We are visitors, interlopers between worlds, sailing a bare boat charter through the British Virgin Islands.
We slip through the water below and wind above; shuttling from landfall to bay, mooring to dock for a week. On board you carry your culture with you and only step ashore to pick up supplies, investigate the local watering hole or enjoy a meal. Perhaps it’s that way for ‘live-aboards’ world wide? A sustained mooring might mix worlds more, but for this one week, my home is with this jumbled assortment of travelers assembled to facilitate the journey, share the expenses and crew the boat.
Our hosts have held this dream for years – training and preparing for a bare boat charter. The first launch from Tortolla’s Road Town, was almost anti-climatic for our captain. You dream and prepare so long that when the ship is finally leaving the harbor with the open blue beyond, the calm and perfection of the moment falls to quiet introspection. There is no fanfare, you are just underway.
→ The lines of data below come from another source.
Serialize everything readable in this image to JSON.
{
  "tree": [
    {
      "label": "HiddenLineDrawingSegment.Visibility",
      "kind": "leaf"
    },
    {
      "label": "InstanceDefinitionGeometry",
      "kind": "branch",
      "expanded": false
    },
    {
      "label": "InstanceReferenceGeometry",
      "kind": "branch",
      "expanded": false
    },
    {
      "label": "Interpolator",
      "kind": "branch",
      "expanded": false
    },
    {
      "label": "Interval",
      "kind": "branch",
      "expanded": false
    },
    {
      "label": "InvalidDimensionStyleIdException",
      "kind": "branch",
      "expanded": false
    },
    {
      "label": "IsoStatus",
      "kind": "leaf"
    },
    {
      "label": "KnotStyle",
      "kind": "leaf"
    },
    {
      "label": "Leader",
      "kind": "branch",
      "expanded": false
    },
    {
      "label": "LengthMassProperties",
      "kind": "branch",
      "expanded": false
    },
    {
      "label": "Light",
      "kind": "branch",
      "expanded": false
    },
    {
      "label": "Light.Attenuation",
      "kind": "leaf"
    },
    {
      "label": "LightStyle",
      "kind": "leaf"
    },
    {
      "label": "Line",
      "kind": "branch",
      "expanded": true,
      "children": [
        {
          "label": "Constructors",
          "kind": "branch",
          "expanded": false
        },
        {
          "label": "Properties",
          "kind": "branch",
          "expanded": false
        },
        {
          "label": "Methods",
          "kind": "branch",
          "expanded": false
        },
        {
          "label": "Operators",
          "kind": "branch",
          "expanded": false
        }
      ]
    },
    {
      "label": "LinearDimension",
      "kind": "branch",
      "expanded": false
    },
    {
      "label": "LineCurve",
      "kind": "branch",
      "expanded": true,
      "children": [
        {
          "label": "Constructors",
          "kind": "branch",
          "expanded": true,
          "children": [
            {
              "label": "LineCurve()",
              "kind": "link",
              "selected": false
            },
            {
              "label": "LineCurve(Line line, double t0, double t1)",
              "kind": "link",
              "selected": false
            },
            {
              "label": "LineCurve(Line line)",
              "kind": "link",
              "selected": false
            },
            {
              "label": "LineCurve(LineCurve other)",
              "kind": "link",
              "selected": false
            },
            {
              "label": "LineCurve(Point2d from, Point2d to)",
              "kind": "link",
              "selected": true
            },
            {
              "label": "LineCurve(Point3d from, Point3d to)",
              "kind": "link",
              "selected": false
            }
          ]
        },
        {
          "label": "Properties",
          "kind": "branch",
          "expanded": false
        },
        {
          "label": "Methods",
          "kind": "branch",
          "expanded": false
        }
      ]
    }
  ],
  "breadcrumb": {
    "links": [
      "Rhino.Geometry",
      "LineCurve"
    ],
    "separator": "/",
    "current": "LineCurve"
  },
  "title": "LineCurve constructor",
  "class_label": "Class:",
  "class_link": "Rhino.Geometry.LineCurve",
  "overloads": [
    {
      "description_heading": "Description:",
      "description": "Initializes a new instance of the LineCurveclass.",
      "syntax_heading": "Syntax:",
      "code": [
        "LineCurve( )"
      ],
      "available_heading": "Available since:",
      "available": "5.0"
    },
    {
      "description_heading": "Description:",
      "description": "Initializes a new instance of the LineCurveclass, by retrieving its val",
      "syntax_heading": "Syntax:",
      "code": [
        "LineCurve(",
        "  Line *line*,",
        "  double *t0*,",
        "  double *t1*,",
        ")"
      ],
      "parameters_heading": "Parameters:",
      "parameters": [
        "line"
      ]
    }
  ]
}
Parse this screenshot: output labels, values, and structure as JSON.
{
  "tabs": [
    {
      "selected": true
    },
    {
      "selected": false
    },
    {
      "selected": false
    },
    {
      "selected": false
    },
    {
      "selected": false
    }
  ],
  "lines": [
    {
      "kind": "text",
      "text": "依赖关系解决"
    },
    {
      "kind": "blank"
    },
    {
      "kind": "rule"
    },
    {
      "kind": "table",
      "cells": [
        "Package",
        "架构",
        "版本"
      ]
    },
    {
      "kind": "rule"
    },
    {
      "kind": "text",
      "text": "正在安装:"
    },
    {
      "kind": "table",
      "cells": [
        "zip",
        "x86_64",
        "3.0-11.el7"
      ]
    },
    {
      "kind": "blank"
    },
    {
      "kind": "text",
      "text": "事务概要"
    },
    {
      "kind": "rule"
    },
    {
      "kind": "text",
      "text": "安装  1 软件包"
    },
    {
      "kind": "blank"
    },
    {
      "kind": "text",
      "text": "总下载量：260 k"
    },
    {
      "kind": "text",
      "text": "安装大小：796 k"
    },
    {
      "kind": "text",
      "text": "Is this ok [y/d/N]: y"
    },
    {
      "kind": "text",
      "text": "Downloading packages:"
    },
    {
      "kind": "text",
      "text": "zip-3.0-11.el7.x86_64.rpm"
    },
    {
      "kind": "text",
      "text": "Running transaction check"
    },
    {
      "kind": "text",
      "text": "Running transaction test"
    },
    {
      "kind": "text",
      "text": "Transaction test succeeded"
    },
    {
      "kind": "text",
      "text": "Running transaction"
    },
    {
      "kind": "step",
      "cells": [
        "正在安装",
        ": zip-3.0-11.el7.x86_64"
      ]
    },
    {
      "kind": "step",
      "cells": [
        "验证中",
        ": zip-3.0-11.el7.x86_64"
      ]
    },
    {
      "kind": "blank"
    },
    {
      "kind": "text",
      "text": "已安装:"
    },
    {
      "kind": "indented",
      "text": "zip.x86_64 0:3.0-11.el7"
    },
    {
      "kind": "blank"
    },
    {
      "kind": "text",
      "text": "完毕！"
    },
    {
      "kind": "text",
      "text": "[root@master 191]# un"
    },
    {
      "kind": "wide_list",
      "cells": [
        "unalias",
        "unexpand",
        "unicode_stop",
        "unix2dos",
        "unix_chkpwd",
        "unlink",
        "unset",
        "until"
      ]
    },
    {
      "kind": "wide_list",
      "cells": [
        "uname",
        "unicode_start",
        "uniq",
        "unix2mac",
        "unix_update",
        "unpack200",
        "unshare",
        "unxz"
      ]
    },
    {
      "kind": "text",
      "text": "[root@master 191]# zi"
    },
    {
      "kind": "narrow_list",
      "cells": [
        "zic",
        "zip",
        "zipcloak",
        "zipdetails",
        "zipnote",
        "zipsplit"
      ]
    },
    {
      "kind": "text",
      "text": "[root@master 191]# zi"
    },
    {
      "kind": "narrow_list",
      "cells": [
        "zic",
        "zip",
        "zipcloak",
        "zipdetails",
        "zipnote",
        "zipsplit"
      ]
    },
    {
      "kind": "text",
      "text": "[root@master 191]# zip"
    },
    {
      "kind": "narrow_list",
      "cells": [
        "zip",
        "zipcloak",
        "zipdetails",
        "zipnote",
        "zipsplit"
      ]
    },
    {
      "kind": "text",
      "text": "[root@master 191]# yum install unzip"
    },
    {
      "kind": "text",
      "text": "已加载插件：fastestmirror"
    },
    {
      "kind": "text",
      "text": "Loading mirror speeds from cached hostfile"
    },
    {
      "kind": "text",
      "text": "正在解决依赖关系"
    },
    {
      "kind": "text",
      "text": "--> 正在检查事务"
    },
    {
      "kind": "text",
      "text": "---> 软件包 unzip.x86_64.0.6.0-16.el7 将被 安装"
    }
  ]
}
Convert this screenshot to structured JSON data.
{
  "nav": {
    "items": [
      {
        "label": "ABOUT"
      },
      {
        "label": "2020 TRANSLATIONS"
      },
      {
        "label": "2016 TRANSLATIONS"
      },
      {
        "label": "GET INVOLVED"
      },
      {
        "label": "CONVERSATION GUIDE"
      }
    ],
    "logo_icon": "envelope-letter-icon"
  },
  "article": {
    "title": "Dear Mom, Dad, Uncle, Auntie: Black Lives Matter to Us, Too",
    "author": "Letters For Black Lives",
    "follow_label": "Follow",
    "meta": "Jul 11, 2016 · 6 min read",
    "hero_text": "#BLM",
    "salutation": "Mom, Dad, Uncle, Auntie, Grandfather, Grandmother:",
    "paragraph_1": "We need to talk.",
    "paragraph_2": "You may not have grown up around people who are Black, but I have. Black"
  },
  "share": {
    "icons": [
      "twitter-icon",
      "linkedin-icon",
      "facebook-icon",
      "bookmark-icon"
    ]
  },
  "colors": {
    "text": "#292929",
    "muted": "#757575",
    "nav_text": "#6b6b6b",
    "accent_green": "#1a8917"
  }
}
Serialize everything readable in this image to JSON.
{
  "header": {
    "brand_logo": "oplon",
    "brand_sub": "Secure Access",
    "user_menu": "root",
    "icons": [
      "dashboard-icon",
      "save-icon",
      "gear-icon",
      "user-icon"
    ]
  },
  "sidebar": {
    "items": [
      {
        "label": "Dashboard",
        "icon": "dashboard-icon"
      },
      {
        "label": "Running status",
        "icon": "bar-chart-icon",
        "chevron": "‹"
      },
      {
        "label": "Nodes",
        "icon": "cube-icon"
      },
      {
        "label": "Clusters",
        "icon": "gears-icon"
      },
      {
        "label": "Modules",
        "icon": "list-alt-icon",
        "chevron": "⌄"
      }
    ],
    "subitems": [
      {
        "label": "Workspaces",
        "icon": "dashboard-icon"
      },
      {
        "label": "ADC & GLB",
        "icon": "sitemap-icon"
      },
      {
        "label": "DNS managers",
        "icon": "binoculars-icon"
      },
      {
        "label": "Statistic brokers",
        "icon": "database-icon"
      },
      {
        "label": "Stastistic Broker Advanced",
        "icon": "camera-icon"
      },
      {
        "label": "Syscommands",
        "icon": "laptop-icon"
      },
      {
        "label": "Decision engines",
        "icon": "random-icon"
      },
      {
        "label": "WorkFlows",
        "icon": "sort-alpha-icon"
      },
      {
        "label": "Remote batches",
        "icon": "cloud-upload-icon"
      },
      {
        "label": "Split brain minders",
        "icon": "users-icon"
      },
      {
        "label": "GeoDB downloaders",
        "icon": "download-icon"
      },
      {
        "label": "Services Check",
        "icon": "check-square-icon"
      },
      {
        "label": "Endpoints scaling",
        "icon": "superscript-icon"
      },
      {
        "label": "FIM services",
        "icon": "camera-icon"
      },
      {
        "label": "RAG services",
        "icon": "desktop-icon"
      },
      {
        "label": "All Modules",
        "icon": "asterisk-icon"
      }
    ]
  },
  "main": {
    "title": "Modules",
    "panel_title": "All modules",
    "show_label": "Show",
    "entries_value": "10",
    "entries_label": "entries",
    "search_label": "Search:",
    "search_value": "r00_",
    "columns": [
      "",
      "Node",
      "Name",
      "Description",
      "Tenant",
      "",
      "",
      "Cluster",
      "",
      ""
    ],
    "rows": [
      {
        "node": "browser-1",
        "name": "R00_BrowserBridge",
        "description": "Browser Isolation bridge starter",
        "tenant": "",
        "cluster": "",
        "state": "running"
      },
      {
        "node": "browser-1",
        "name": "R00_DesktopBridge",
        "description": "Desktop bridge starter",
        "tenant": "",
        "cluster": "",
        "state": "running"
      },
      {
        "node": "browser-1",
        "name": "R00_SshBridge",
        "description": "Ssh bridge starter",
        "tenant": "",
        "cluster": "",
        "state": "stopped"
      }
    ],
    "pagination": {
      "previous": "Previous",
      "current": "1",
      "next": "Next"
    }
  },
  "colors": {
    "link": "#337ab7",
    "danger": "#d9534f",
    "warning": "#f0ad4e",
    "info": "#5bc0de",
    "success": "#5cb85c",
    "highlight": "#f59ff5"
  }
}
The moment to moment fickle wind becomes your partner and fate lies ahead.
I can’t say how many crews here are so introspective. From the outside they appear a well-mannered lot, private but friendly. Close quarters call for extended courtesy. There were families with small children on board, groups of men escaping responsibilities to wander for awhile, thirty-ish couples politely preparing for launch. There were collections of friends – like us, together to share the experience, crew and enjoy. Many of the boats at the Moorings docks are privately owned and managed in the BVI’s. The catamarans and mono-hulls sit in wait for rental most of the weeks of the year with owners visiting for pre-arranged trips. It’s a symbiotic system, good business and a great write-off, not without risks, for the owners under contract.
On the afternoon we came ashore at the Baths on Virgin Gorda, there were two large yachts tethered forward at the dock. They were glossy and luxurious. We passed a uniformed crewman working on a dinghy fitting and mentioned how beautiful the vessel was, he replied yes, but a lot of work. That was one world of privilege and we were in one too, but keenly aware of the differences. No matter. Life on a bare boat charter in the BVI’s was good.Copyright 2011, Elaine Masters, Trip Wellness Specialist, Yoga Teacher, Award-Winning author of Drivetime Yoga and Flytime Yoga. All rights reserved.